--- Data supplied Enclosed Below ---
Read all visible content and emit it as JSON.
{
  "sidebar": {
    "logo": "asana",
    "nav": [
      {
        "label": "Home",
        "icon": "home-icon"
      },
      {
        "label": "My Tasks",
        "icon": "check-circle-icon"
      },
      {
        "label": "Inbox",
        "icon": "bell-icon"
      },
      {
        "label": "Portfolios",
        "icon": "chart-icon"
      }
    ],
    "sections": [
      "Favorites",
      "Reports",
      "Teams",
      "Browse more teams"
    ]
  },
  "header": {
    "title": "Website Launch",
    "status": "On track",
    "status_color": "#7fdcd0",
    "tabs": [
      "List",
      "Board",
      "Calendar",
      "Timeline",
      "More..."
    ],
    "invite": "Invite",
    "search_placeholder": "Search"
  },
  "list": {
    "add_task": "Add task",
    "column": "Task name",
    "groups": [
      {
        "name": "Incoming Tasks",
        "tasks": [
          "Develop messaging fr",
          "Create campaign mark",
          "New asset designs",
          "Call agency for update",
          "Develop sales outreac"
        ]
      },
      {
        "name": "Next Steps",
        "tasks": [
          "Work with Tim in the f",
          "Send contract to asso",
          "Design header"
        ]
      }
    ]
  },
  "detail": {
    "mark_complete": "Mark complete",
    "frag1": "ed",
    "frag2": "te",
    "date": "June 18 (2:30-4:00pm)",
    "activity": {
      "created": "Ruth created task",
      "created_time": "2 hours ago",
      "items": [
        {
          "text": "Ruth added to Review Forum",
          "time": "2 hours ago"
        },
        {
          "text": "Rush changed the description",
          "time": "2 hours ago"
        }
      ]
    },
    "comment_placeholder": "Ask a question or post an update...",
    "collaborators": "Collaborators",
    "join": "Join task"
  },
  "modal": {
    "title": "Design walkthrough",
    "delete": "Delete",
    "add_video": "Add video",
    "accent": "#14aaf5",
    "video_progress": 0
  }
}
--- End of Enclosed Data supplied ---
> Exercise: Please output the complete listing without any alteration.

> Answer for the task:
Read all visible content and emit it as JSON.
{
  "sidebar": {
    "logo": "asana",
    "nav": [
      {
        "label": "Home",
        "icon": "home-icon"
      },
      {
        "label": "My Tasks",
        "icon": "check-circle-icon"
      },
      {
        "label": "Inbox",
        "icon": "bell-icon"
      },
      {
        "label": "Portfolios",
        "icon": "chart-icon"
      }
    ],
    "sections": [
      "Favorites",
      "Reports",
      "Teams",
      "Browse more teams"
    ]
  },
  "header": {
    "title": "Website Launch",
    "status": "On track",
    "status_color": "#7fdcd0",
    "tabs": [
      "List",
      "Board",
      "Calendar",
      "Timeline",
      "More..."
    ],
    "invite": "Invite",
    "search_placeholder": "Search"
  },
  "list": {
    "add_task": "Add task",
    "column": "Task name",
    "groups": [
      {
        "name": "Incoming Tasks",
        "tasks": [
          "Develop messaging fr",
          "Create campaign mark",
          "New asset designs",
          "Call agency for update",
          "Develop sales outreac"
        ]
      },
      {
        "name": "Next Steps",
        "tasks": [
          "Work with Tim in the f",
          "Send contract to asso",
          "Design header"
        ]
      }
    ]
  },
  "detail": {
    "mark_complete": "Mark complete",
    "frag1": "ed",
    "frag2": "te",
    "date": "June 18 (2:30-4:00pm)",
    "activity": {
      "created": "Ruth created task",
      "created_time": "2 hours ago",
      "items": [
        {
          "text": "Ruth added to Review Forum",
          "time": "2 hours ago"
        },
        {
          "text": "Rush changed the description",
          "time": "2 hours ago"
        }
      ]
    },
    "comment_placeholder": "Ask a question or post an update...",
    "collaborators": "Collaborators",
    "join": "Join task"
  },
  "modal": {
    "title": "Design walkthrough",
    "delete": "Delete",
    "add_video": "Add video",
    "accent": "#14aaf5",
    "video_progress": 0
  }
}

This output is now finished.